• Instructions for the task
Report how many lines below contain the word "date". Write only that number.
═════ Supplied data ═════
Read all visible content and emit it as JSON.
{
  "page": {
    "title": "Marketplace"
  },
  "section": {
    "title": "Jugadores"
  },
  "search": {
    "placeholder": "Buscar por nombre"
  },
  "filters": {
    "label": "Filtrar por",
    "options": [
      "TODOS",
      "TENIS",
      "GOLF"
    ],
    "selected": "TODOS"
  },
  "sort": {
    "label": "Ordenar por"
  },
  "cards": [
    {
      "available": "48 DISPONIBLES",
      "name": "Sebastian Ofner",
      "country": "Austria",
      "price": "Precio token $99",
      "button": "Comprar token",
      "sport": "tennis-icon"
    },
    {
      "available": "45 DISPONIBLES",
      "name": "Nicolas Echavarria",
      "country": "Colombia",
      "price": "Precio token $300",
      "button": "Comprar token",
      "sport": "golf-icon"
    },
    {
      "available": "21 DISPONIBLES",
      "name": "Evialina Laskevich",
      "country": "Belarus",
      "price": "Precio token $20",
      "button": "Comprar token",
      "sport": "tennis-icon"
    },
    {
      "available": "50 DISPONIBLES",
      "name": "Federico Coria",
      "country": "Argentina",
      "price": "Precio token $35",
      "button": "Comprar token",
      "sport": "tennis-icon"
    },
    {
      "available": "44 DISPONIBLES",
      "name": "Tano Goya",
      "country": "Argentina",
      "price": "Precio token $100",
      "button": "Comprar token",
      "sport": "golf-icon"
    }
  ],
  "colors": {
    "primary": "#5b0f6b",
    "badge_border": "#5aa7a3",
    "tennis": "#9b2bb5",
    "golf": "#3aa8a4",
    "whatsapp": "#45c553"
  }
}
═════
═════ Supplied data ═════
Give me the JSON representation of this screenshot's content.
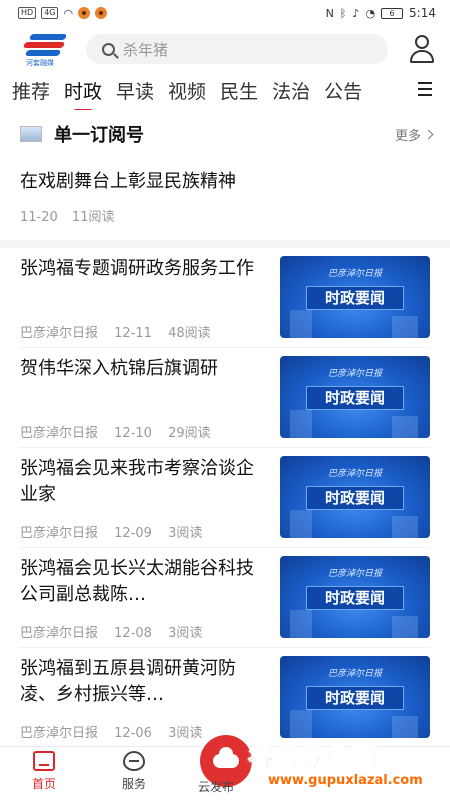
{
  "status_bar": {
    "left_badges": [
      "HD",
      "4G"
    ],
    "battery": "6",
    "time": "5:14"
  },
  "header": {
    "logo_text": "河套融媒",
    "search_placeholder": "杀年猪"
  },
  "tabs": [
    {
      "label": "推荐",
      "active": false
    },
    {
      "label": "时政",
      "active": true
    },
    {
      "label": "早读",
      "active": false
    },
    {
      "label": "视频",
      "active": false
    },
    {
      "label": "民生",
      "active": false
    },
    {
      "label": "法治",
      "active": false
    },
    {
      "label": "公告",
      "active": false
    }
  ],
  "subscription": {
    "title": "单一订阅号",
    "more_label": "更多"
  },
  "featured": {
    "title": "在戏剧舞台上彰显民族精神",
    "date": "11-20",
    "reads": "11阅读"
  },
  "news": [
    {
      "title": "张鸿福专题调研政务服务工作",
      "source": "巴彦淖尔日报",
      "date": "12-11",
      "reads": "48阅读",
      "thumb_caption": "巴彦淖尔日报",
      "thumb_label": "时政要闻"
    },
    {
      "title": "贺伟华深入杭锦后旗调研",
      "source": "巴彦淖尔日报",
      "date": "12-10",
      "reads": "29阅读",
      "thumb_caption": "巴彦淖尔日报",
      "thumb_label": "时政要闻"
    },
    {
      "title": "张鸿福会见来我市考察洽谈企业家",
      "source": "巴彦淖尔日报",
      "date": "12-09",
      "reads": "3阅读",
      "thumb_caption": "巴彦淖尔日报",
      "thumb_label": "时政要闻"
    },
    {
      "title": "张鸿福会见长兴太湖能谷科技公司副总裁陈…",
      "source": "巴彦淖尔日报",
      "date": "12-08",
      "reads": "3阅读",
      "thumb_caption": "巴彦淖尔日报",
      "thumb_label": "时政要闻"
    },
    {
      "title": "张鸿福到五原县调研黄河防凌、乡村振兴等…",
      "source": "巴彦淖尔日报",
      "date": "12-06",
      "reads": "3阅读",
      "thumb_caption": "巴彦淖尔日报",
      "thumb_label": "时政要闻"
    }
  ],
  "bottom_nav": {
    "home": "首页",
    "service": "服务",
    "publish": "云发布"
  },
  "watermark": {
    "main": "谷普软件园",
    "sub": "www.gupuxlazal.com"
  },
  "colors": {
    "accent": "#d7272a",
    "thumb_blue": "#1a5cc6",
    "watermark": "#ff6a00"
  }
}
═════
• Written answer
6